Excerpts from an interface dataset
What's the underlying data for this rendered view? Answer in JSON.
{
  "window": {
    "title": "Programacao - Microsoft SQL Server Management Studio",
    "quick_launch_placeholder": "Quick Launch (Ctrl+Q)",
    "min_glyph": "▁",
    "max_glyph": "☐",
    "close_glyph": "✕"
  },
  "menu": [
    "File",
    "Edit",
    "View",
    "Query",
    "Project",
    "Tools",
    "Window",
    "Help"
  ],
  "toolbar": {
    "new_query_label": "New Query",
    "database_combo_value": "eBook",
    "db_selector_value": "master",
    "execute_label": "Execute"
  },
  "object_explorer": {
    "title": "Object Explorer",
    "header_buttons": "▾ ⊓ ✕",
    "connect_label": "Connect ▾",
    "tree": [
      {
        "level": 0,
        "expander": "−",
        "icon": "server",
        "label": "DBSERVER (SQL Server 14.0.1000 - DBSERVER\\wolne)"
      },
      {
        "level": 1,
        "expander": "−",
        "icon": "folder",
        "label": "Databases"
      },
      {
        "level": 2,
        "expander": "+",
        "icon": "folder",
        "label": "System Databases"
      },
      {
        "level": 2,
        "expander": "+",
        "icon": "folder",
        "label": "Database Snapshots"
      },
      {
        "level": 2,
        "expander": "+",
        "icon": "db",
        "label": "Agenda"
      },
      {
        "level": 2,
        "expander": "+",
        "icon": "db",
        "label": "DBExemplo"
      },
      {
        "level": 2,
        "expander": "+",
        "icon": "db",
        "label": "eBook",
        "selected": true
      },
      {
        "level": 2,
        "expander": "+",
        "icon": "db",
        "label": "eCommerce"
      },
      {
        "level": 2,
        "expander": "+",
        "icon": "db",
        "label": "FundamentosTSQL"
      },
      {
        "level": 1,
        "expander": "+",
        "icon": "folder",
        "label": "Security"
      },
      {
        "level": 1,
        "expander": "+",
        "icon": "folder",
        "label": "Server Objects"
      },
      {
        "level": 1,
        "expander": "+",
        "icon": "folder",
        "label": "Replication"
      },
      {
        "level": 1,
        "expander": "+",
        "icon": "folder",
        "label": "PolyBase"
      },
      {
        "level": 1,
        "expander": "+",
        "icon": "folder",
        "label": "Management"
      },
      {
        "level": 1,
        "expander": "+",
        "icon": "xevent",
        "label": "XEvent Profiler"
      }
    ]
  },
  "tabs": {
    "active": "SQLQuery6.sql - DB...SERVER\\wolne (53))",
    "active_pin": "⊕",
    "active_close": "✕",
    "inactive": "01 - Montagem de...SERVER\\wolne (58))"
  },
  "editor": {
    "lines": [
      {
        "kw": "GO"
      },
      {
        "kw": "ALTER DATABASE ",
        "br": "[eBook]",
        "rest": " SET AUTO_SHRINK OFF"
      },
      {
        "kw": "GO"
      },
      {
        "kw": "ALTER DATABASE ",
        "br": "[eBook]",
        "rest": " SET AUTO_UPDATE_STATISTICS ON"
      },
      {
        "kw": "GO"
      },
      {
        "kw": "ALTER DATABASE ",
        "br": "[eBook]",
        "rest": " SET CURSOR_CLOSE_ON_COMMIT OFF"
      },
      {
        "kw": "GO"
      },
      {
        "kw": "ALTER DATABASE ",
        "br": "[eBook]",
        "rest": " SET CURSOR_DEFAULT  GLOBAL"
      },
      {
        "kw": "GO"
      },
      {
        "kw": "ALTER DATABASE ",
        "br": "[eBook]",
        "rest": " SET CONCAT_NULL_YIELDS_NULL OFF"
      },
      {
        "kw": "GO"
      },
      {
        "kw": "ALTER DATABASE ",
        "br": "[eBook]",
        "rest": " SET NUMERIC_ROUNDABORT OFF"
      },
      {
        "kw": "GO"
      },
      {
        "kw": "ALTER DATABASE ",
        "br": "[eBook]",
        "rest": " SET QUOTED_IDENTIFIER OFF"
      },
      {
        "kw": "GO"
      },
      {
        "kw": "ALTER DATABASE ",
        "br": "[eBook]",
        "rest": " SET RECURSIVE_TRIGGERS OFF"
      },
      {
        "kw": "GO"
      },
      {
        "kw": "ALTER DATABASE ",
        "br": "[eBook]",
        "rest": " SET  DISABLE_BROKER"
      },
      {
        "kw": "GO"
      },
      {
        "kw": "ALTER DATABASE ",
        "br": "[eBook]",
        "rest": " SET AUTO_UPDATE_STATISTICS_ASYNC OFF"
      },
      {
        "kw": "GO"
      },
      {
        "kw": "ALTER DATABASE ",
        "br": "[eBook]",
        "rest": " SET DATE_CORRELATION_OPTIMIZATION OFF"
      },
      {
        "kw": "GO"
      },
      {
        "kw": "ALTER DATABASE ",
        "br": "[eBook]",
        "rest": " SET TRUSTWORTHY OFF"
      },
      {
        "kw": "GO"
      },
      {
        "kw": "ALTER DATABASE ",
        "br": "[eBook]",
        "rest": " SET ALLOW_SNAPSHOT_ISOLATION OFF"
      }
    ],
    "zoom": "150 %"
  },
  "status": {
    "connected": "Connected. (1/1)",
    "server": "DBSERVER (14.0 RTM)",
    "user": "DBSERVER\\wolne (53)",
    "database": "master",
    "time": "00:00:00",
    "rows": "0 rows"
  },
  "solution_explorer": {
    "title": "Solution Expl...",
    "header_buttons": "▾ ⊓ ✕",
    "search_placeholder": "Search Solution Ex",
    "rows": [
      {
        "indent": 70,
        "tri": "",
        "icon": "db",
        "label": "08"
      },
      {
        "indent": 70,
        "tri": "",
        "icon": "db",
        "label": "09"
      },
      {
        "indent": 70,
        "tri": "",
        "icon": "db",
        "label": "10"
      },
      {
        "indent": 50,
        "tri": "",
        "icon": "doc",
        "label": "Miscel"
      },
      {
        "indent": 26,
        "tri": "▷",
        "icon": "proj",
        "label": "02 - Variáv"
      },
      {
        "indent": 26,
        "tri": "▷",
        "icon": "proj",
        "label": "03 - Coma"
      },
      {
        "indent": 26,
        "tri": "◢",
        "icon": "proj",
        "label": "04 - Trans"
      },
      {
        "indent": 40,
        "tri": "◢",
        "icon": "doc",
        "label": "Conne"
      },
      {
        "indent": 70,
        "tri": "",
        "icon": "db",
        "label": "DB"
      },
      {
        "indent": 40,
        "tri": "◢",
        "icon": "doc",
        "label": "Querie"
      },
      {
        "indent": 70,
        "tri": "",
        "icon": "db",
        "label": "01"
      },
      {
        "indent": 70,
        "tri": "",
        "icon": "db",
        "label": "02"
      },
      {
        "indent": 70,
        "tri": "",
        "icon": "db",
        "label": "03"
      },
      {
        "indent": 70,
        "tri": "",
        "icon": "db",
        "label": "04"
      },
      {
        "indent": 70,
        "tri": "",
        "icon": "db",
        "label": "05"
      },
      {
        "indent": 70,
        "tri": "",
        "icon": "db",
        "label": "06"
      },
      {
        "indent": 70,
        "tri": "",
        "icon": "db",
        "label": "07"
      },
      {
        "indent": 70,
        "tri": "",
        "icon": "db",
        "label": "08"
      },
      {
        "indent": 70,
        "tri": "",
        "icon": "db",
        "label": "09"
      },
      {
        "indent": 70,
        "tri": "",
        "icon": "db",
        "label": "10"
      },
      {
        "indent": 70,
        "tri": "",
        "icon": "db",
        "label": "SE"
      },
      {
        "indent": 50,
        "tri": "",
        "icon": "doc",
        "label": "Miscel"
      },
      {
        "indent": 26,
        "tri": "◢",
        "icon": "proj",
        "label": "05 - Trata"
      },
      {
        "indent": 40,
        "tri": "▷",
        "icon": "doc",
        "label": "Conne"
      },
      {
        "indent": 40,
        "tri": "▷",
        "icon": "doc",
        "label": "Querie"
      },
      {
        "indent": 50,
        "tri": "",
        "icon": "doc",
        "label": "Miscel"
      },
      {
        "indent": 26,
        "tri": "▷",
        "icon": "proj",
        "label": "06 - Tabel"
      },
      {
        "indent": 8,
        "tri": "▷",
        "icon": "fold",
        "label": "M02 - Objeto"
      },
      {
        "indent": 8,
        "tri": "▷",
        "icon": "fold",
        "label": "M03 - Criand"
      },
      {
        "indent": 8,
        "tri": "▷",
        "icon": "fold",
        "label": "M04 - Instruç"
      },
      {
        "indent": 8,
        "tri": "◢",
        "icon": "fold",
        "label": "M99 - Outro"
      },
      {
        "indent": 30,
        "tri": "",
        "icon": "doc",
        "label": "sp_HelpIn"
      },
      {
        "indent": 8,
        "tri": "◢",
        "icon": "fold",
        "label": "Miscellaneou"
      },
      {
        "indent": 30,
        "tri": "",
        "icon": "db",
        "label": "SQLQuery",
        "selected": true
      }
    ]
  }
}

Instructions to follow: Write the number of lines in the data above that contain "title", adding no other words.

Solution to this task: 3